(Collected data entries)
================
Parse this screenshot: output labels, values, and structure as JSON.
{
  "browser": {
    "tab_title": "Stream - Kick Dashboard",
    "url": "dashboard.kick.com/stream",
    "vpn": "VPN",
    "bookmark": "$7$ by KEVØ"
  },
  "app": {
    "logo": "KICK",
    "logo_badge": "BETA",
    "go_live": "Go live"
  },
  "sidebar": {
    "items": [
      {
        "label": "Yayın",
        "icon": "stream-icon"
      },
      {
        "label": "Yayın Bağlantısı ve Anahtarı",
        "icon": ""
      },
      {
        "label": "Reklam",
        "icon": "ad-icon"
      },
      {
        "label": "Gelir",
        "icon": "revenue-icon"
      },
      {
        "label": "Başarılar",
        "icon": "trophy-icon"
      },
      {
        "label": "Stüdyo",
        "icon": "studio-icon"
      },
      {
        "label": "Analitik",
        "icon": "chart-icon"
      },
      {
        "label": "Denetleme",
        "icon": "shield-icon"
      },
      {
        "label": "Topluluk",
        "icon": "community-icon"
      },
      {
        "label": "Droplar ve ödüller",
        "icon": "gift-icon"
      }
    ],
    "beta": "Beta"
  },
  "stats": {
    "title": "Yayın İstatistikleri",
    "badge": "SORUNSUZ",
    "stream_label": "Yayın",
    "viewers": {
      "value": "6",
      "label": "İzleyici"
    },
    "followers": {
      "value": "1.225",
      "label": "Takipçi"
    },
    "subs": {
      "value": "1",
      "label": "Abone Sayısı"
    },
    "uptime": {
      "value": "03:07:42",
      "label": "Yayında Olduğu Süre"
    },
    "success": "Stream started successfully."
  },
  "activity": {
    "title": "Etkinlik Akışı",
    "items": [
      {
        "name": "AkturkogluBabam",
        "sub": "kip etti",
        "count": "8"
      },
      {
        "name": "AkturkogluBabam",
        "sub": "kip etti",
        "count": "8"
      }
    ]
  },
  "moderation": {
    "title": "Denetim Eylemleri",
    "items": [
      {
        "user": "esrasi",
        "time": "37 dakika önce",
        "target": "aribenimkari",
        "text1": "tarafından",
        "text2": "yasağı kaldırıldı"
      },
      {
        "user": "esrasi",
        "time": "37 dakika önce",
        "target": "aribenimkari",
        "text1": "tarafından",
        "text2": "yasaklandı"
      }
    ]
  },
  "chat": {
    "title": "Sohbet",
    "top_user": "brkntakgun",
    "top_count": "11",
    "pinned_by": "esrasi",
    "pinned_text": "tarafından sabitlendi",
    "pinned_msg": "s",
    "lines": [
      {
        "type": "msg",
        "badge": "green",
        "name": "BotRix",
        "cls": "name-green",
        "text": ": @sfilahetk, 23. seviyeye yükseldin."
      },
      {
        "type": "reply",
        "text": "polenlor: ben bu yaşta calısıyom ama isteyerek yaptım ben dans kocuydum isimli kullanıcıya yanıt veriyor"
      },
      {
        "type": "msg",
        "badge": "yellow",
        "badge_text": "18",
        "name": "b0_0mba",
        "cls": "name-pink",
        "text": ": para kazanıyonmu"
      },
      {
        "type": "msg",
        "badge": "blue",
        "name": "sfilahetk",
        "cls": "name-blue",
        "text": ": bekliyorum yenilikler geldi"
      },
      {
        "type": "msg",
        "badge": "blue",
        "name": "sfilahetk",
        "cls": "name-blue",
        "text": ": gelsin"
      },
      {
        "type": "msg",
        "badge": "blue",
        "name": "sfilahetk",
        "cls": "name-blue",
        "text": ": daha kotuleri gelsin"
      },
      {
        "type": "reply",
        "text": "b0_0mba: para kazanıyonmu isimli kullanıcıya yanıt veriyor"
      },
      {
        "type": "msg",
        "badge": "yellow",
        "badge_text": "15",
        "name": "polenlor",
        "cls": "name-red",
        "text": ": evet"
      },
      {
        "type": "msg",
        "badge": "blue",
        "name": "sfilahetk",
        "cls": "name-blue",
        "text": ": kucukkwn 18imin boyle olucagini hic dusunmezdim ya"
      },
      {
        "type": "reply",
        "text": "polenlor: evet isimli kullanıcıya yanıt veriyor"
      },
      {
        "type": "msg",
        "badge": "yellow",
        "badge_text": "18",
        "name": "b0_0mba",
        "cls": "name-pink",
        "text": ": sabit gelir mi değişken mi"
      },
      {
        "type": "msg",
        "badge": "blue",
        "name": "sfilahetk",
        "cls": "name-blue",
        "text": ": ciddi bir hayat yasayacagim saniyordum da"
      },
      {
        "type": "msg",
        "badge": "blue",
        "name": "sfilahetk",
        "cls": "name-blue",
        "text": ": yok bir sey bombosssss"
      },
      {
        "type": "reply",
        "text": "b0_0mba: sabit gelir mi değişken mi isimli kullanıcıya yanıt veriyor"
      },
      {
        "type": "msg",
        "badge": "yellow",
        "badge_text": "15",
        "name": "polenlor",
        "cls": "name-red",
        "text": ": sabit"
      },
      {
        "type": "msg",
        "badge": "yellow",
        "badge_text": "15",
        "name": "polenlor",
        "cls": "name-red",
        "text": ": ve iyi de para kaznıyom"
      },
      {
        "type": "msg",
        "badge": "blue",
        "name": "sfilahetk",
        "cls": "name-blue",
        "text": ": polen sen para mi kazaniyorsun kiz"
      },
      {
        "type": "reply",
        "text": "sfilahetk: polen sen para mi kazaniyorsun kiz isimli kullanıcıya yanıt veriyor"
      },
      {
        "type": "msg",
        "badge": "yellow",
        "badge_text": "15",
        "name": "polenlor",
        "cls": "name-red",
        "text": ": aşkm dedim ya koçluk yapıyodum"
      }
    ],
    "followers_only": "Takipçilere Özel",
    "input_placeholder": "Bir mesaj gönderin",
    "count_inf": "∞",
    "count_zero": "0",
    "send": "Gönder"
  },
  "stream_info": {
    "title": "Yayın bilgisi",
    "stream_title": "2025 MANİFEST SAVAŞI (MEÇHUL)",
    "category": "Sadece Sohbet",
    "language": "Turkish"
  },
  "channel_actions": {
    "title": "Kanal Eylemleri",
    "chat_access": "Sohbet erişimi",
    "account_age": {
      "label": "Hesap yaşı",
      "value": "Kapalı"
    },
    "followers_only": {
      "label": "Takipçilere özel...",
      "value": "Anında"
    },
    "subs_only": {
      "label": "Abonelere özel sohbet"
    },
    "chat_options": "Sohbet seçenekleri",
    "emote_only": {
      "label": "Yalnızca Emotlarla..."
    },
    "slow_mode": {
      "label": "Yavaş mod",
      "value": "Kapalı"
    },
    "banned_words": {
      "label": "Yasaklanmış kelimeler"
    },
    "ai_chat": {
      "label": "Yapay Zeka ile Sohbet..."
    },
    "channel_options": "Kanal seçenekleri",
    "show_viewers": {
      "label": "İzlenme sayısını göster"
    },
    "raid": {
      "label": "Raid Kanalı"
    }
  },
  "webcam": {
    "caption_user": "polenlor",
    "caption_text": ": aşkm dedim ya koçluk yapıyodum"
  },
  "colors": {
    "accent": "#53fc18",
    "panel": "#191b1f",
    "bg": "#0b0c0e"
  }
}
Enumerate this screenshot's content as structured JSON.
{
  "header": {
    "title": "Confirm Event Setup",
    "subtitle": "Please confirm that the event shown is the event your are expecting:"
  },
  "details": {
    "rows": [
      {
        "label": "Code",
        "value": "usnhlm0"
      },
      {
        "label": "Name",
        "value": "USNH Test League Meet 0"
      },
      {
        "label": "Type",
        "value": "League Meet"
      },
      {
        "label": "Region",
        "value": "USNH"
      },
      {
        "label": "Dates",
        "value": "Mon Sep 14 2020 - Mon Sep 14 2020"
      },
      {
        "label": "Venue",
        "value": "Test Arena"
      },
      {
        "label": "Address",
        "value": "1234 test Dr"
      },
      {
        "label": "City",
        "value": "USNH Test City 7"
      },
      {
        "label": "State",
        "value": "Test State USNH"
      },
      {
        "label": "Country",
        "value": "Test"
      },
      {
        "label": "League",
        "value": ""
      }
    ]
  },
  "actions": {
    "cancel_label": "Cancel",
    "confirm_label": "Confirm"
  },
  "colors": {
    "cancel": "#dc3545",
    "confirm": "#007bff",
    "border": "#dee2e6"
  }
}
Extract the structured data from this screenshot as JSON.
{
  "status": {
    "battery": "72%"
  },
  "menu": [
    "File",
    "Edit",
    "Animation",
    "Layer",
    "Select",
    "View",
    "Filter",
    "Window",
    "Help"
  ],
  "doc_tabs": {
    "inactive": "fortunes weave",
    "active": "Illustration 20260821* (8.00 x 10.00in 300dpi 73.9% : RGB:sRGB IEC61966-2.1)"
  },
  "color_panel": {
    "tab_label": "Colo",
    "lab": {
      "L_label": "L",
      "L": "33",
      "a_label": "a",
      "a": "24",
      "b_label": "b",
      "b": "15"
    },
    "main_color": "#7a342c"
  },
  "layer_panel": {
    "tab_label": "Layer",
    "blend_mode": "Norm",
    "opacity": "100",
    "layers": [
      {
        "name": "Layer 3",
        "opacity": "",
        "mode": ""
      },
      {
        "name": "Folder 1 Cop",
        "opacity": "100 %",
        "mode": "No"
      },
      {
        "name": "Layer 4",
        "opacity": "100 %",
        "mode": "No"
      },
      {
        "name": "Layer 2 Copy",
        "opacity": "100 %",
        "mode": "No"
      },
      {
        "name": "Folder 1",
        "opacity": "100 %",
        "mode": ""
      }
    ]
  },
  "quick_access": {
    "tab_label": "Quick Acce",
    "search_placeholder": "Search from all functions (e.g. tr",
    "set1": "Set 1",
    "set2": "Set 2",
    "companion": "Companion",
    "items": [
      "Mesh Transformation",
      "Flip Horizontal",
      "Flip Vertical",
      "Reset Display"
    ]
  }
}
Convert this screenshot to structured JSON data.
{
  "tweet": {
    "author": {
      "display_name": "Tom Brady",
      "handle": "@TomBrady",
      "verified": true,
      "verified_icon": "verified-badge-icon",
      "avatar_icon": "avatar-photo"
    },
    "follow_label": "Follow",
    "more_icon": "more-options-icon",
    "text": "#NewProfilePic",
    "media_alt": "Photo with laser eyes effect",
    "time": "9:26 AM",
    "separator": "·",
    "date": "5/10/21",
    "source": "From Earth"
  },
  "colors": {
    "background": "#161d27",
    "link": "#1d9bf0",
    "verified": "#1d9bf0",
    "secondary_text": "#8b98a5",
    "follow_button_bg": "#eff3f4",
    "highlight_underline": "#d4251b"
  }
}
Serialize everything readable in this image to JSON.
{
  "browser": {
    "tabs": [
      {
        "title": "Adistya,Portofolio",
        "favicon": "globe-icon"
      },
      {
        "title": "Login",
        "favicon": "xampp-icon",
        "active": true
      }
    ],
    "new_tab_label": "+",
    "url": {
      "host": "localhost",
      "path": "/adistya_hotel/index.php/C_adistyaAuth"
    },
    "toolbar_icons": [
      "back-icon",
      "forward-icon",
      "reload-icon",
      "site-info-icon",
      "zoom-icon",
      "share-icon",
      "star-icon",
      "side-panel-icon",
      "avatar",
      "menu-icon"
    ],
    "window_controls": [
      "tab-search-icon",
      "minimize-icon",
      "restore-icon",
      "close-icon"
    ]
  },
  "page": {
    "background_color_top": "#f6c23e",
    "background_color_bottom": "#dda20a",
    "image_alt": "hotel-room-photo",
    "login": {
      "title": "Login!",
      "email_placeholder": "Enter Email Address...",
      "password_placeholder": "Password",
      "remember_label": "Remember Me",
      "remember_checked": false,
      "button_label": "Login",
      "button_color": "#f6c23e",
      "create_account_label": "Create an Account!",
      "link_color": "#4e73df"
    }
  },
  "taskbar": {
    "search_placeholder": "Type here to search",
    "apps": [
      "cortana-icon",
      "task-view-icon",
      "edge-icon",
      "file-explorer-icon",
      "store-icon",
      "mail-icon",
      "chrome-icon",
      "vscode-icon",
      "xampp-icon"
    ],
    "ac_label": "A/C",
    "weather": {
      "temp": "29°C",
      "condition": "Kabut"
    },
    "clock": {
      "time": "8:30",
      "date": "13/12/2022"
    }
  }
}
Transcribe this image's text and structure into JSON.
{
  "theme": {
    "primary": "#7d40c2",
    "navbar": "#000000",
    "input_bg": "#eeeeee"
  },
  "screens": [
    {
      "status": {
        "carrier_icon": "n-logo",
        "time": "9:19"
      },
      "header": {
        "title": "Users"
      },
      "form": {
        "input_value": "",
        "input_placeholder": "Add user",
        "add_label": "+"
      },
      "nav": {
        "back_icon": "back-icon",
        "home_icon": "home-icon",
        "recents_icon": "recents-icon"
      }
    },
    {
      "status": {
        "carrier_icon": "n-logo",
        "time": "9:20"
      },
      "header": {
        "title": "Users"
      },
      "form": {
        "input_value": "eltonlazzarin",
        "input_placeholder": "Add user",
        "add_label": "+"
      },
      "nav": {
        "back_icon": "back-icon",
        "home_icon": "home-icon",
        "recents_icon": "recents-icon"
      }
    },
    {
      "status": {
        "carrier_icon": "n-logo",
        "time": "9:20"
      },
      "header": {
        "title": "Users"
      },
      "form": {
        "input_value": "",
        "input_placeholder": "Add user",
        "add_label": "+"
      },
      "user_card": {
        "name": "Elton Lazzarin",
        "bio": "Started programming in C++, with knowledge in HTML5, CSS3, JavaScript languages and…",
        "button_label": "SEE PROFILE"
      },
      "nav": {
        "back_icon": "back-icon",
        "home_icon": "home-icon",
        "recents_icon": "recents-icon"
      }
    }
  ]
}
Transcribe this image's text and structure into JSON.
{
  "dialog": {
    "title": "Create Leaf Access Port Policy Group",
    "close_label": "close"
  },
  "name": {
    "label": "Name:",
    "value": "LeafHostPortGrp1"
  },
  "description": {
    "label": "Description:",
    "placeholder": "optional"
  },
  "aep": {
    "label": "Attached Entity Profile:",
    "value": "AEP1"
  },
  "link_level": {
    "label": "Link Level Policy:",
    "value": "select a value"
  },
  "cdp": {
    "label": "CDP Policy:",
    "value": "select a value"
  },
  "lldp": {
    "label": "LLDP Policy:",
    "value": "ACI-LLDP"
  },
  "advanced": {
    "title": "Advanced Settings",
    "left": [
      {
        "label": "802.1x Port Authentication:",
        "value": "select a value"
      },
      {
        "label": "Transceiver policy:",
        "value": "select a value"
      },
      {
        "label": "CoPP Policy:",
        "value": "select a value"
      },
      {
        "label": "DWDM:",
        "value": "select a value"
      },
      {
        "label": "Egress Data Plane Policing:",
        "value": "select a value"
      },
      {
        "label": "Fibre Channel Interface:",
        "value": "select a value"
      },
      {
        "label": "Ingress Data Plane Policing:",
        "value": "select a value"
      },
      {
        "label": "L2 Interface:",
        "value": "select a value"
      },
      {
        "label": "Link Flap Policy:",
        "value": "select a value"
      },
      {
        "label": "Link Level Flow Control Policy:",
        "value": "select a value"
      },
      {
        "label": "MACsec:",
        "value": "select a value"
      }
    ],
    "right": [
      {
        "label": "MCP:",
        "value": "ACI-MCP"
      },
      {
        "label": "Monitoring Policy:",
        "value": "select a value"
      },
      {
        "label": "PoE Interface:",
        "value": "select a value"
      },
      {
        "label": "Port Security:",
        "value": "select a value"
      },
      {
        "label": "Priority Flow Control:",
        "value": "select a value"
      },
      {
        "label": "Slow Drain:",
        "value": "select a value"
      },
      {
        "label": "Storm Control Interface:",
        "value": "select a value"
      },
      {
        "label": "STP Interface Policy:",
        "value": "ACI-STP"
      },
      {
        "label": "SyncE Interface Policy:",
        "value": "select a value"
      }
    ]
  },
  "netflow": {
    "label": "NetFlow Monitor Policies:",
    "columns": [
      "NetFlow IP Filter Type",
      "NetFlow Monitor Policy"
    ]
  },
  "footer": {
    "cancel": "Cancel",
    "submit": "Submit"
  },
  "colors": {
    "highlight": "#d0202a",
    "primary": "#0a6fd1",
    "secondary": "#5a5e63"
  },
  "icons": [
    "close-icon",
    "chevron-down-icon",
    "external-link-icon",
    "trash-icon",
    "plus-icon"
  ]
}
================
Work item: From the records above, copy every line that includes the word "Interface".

Task answer:
        "label": "Fibre Channel Interface:",
        "label": "L2 Interface:",
        "label": "PoE Interface:",
        "label": "Storm Control Interface:",
        "label": "STP Interface Policy:",
        "label": "SyncE Interface Policy:",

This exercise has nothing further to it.